MTA to Begin Repairing Fleet of Damaged LRVs

image001.jpgAn unidentified Muni light rail vehicle with serious damage from a wreck. Photo: MTA

The San Francisco Municipal Transportation Agency Board of Directors is expected to vote tomorrow to approve up to $217,634 to repair two damaged Muni Metro light rail vehicles. Muni currently has ten LRVs that are out of service due to damage from crashes, roughly one-fifteenth of its 151-vehicle light rail fleet.

Both the vehicles slated for repair, numbers 1451 and 1502, have been out of service since at least this March, when an MTA presentation (PDF) identified them, along with two other LRVs, as having "medium damage." Four other vehicles were listed as having "major damage," with the total estimated cost of repair for all eight LRVs listed at $18 million.

Vehicles with anything more than "minor damage" generally cannot be repaired by Muni in-house. Given the relatively low cost of repairing numbers 1451 and 1502, which have "medium damage" and account for only a small fraction of the $18 million sum, the heavily damaged vehicles are certain to have multi-million dollar repair costs.

Since the March report, two additional Muni Metro vehicles were severely damaged in a July collision at West Portal station. Given the seriousness of that crash, one or both vehicles are likely to have sustained serious damage, bringing the number of out-of-service vehicles to ten, and compounding the $18 million figure for all the repairs.
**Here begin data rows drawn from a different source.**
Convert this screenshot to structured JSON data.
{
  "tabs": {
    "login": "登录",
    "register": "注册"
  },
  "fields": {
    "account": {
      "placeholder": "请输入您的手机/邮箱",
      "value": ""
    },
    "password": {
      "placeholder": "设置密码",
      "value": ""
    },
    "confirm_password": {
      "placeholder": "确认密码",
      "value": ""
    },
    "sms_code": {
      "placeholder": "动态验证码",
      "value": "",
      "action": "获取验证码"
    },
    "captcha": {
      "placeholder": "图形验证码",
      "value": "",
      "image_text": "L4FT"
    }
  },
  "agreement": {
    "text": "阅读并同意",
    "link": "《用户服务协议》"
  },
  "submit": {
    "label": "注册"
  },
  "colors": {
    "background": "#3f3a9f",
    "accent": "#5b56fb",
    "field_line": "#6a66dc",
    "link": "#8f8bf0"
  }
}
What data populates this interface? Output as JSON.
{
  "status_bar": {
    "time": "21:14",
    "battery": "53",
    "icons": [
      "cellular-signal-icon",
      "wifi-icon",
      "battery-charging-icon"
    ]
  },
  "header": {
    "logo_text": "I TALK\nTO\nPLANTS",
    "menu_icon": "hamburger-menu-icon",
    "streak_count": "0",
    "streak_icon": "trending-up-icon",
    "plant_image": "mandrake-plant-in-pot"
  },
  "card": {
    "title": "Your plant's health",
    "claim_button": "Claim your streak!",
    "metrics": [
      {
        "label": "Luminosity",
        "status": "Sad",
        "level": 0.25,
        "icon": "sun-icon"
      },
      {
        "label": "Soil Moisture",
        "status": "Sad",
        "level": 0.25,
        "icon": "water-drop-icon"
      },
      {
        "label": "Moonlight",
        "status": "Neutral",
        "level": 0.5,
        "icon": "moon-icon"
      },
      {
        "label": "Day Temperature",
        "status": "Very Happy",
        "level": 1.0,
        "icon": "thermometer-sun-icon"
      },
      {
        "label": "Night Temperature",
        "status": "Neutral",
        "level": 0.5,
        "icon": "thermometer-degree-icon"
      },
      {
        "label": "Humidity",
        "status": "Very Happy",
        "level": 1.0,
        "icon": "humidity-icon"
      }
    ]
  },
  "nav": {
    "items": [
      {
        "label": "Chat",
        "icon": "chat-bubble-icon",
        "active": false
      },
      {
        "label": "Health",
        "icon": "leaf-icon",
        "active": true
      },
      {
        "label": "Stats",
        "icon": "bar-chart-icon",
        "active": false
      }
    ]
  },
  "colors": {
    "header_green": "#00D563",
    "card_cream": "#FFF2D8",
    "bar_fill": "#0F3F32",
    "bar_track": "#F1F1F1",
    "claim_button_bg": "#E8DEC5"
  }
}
The MTA has been actively seeking funds to begin repairing vehicles, and on September 1 the MTA board voted to dedicate $1.2 million in state Public Transportation Modernization, Improvement, and Service Enhancement Account funds to LRV wreck repairs. Originally, the funds were to go towards the Mission Bay Loop project, but the board elected to divert them to repairs. The March report also identified $2.6 million in Prop. K funds for LRV repair, and noted that LRV repair was a proposed stimulus package project, though the MTA ultimately did not receive stimulus funds for that purpose.

Muni will need to address the impact of having one-fifteenth of its LRV fleet out of service with serious damage, in addition to any LRVs removed from service with minor issues that can be fixed in-house, as it formulates its strategy towards funding vehicle repair.

"We have ten LRVs that have severe accident damage," MTA
spokesperson Judson True said recently. "We’re working on strategies to fix those and
get them back in service."

The repairs the MTA board will consider authorizing tomorrow could take up to 18 months to complete.

  • The LRV accidents are horrible enough, but then realizing their compound effect of decreased service capacity on the entire MUNI system, the accidents are just unacceptable.

  • Hal

    Doesn’t MUNI have insurance for this reason? Isn’t that the point? Or do they just have an eighteen million dollar deductible?

  • I wish they’d paint “repaired by MUNI” or something, so we’d know which trains to avoid.

  • Does Muni pursue payment from motorists found to be at fault in the crashes?

  • Michael Rhodes

    @Hal: A good question. The MTA board recently voted to purchase insurance, which has a $5 million per incident (as opposed to per vehicle) deductible. Generally, they “self-insure” for incidents under that amount.

  • michael b

    I guess I know why we’ve been having 1 car N Judah trains recently. MUNI has improved my health, however–I now walk or ride my bike, since MUNI is either too crowed or too slow (or both!) getting to work. If only the bike land on market street would come soon . . .

  • Jas

    How on earth can a Muni train cost so much? It’s not like it’s a freaking particle accelerator or aircraft. We’re talking about steel, welding, electric motors, a big VFD and some chairs. Not exactly rocket science.